## EXERCISE BRIEF
Your output should consist of every record, copied exactly.

== == ==

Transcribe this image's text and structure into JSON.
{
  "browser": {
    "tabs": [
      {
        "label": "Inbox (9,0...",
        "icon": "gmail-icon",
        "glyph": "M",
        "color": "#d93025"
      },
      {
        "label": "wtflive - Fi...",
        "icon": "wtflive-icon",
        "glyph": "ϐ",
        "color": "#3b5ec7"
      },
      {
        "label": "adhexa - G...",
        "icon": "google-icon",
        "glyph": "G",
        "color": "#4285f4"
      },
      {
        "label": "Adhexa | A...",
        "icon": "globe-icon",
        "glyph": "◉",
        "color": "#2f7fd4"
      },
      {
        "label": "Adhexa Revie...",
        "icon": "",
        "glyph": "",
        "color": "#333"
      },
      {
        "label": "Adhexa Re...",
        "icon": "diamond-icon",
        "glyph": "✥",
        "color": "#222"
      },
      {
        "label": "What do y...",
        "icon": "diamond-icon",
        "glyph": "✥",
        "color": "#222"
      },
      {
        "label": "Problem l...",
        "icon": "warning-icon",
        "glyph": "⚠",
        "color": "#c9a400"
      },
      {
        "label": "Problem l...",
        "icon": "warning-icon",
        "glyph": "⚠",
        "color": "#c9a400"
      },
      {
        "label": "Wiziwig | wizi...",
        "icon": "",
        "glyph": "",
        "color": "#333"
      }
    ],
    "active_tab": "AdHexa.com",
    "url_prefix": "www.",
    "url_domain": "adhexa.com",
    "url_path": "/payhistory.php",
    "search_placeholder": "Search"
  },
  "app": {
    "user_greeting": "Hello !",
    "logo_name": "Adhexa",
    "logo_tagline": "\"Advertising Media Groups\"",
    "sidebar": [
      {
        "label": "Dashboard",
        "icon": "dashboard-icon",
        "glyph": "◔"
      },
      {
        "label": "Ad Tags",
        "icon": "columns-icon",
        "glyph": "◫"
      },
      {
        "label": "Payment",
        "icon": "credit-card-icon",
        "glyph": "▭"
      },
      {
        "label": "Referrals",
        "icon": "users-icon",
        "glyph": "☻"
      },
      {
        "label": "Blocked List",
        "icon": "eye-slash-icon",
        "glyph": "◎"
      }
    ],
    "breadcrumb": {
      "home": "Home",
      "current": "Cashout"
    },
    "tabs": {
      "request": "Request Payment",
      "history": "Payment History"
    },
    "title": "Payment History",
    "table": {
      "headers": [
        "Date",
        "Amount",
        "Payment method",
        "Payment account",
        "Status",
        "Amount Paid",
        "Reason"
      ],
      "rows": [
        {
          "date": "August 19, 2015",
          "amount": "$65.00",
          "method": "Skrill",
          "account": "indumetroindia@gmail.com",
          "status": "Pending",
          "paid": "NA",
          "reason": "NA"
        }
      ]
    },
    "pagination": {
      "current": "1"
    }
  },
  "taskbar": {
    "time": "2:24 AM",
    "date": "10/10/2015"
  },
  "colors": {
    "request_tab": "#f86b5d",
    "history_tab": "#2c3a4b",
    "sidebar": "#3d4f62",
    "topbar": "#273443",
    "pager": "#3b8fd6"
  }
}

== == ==

## SOLUTION FOR THIS EXERCISE
Transcribe this image's text and structure into JSON.
{
  "browser": {
    "tabs": [
      {
        "label": "Inbox (9,0...",
        "icon": "gmail-icon",
        "glyph": "M",
        "color": "#d93025"
      },
      {
        "label": "wtflive - Fi...",
        "icon": "wtflive-icon",
        "glyph": "ϐ",
        "color": "#3b5ec7"
      },
      {
        "label": "adhexa - G...",
        "icon": "google-icon",
        "glyph": "G",
        "color": "#4285f4"
      },
      {
        "label": "Adhexa | A...",
        "icon": "globe-icon",
        "glyph": "◉",
        "color": "#2f7fd4"
      },
      {
        "label": "Adhexa Revie...",
        "icon": "",
        "glyph": "",
        "color": "#333"
      },
      {
        "label": "Adhexa Re...",
        "icon": "diamond-icon",
        "glyph": "✥",
        "color": "#222"
      },
      {
        "label": "What do y...",
        "icon": "diamond-icon",
        "glyph": "✥",
        "color": "#222"
      },
      {
        "label": "Problem l...",
        "icon": "warning-icon",
        "glyph": "⚠",
        "color": "#c9a400"
      },
      {
        "label": "Problem l...",
        "icon": "warning-icon",
        "glyph": "⚠",
        "color": "#c9a400"
      },
      {
        "label": "Wiziwig | wizi...",
        "icon": "",
        "glyph": "",
        "color": "#333"
      }
    ],
    "active_tab": "AdHexa.com",
    "url_prefix": "www.",
    "url_domain": "adhexa.com",
    "url_path": "/payhistory.php",
    "search_placeholder": "Search"
  },
  "app": {
    "user_greeting": "Hello !",
    "logo_name": "Adhexa",
    "logo_tagline": "\"Advertising Media Groups\"",
    "sidebar": [
      {
        "label": "Dashboard",
        "icon": "dashboard-icon",
        "glyph": "◔"
      },
      {
        "label": "Ad Tags",
        "icon": "columns-icon",
        "glyph": "◫"
      },
      {
        "label": "Payment",
        "icon": "credit-card-icon",
        "glyph": "▭"
      },
      {
        "label": "Referrals",
        "icon": "users-icon",
        "glyph": "☻"
      },
      {
        "label": "Blocked List",
        "icon": "eye-slash-icon",
        "glyph": "◎"
      }
    ],
    "breadcrumb": {
      "home": "Home",
      "current": "Cashout"
    },
    "tabs": {
      "request": "Request Payment",
      "history": "Payment History"
    },
    "title": "Payment History",
    "table": {
      "headers": [
        "Date",
        "Amount",
        "Payment method",
        "Payment account",
        "Status",
        "Amount Paid",
        "Reason"
      ],
      "rows": [
        {
          "date": "August 19, 2015",
          "amount": "$65.00",
          "method": "Skrill",
          "account": "indumetroindia@gmail.com",
          "status": "Pending",
          "paid": "NA",
          "reason": "NA"
        }
      ]
    },
    "pagination": {
      "current": "1"
    }
  },
  "taskbar": {
    "time": "2:24 AM",
    "date": "10/10/2015"
  },
  "colors": {
    "request_tab": "#f86b5d",
    "history_tab": "#2c3a4b",
    "sidebar": "#3d4f62",
    "topbar": "#273443",
    "pager": "#3b8fd6"
  }
}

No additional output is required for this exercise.